* _Collected data entries_:
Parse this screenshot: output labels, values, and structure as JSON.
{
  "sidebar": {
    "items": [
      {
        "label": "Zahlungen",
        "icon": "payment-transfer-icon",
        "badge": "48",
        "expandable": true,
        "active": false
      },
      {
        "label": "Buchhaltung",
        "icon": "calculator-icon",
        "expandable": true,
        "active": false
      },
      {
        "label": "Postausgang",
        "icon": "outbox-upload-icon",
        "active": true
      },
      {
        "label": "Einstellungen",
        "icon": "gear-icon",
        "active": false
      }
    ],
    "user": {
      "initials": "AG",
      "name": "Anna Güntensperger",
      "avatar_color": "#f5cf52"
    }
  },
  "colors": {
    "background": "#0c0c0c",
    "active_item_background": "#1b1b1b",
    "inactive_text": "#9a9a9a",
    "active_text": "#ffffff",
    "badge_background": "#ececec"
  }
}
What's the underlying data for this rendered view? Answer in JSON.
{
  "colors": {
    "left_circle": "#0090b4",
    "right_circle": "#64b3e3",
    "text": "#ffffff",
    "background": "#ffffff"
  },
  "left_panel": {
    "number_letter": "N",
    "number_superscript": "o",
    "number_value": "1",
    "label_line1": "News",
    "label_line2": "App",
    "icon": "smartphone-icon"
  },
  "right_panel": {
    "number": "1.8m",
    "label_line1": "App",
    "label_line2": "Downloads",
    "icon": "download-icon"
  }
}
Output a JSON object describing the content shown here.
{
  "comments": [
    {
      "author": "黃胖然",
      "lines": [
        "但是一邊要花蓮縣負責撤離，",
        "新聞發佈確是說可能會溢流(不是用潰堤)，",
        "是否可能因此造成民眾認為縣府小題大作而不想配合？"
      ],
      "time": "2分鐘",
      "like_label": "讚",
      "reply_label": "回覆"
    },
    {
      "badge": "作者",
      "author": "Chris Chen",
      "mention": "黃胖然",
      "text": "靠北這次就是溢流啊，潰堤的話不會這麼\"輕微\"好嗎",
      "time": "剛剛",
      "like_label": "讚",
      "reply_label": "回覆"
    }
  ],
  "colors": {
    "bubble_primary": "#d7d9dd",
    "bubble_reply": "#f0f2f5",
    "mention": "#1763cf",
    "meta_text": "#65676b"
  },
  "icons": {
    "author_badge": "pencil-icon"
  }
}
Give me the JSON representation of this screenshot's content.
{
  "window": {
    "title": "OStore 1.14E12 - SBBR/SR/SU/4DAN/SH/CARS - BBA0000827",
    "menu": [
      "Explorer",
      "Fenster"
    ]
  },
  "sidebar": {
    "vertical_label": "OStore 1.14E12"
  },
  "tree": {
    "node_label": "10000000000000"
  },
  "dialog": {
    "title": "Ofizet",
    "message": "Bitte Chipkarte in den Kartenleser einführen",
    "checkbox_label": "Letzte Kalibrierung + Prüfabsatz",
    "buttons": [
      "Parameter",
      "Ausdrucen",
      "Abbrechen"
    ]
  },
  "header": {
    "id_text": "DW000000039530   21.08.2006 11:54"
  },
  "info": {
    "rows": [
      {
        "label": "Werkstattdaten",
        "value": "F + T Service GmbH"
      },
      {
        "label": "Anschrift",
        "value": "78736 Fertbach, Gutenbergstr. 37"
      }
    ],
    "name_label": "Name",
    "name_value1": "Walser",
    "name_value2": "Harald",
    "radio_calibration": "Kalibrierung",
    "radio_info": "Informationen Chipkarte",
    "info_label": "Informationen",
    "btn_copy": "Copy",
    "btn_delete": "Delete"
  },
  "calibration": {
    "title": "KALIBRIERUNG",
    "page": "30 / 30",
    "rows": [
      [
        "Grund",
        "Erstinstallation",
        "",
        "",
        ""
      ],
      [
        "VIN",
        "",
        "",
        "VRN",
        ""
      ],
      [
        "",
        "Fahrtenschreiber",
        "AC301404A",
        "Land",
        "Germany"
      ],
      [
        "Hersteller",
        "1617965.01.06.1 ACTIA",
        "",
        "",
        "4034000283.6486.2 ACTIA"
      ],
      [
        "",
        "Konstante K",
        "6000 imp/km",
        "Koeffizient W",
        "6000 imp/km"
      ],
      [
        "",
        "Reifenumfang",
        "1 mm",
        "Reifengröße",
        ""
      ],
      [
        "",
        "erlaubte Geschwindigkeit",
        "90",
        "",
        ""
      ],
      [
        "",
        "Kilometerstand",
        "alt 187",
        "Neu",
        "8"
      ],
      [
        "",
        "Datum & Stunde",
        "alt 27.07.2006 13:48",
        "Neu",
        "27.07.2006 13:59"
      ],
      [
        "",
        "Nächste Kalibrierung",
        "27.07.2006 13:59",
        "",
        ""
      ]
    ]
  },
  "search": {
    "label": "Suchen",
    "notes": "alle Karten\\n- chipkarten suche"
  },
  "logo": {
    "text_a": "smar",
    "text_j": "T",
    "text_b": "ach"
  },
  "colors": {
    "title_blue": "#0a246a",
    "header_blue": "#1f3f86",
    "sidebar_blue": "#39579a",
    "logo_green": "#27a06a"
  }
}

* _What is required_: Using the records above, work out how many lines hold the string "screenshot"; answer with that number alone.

* _Expected output_: 2